**** TASK DATA ****

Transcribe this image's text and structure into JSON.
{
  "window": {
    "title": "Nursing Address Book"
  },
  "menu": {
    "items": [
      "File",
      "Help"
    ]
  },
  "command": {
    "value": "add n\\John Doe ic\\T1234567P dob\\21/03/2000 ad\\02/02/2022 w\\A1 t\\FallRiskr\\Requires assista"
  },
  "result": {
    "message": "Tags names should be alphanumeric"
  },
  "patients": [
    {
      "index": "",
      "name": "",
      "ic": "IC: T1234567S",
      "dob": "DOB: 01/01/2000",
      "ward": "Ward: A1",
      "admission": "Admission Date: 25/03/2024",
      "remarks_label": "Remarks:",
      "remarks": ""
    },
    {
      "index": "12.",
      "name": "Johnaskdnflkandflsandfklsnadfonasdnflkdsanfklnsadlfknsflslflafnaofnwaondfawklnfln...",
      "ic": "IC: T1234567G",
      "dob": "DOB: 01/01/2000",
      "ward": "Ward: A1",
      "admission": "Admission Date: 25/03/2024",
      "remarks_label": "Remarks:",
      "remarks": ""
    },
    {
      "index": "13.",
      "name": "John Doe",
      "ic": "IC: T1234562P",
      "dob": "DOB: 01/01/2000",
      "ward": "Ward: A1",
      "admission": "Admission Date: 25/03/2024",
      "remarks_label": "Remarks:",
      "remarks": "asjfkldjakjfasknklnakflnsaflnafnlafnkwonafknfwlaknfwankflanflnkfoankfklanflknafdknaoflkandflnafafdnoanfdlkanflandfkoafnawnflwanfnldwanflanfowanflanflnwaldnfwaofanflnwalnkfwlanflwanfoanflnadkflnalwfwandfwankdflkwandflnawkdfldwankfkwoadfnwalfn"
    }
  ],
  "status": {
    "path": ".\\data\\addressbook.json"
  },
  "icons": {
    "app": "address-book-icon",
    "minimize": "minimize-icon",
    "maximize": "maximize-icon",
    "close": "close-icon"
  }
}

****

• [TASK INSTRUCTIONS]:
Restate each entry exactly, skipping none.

• [RESULT OF THIS EXERCISE]:
Transcribe this image's text and structure into JSON.
{
  "window": {
    "title": "Nursing Address Book"
  },
  "menu": {
    "items": [
      "File",
      "Help"
    ]
  },
  "command": {
    "value": "add n\\John Doe ic\\T1234567P dob\\21/03/2000 ad\\02/02/2022 w\\A1 t\\FallRiskr\\Requires assista"
  },
  "result": {
    "message": "Tags names should be alphanumeric"
  },
  "patients": [
    {
      "index": "",
      "name": "",
      "ic": "IC: T1234567S",
      "dob": "DOB: 01/01/2000",
      "ward": "Ward: A1",
      "admission": "Admission Date: 25/03/2024",
      "remarks_label": "Remarks:",
      "remarks": ""
    },
    {
      "index": "12.",
      "name": "Johnaskdnflkandflsandfklsnadfonasdnflkdsanfklnsadlfknsflslflafnaofnwaondfawklnfln...",
      "ic": "IC: T1234567G",
      "dob": "DOB: 01/01/2000",
      "ward": "Ward: A1",
      "admission": "Admission Date: 25/03/2024",
      "remarks_label": "Remarks:",
      "remarks": ""
    },
    {
      "index": "13.",
      "name": "John Doe",
      "ic": "IC: T1234562P",
      "dob": "DOB: 01/01/2000",
      "ward": "Ward: A1",
      "admission": "Admission Date: 25/03/2024",
      "remarks_label": "Remarks:",
      "remarks": "asjfkldjakjfasknklnakflnsaflnafnlafnkwonafknfwlaknfwankflanflnkfoankfklanflknafdknaoflkandflnafafdnoanfdlkanflandfkoafnawnflwanfnldwanflanfowanflanflnwaldnfwaofanflnwalnkfwlanflwanfoanflnadkflnalwfwandfwankdflkwandflnawkdfldwankfkwoadfnwalfn"
    }
  ],
  "status": {
    "path": ".\\data\\addressbook.json"
  },
  "icons": {
    "app": "address-book-icon",
    "minimize": "minimize-icon",
    "maximize": "maximize-icon",
    "close": "close-icon"
  }
}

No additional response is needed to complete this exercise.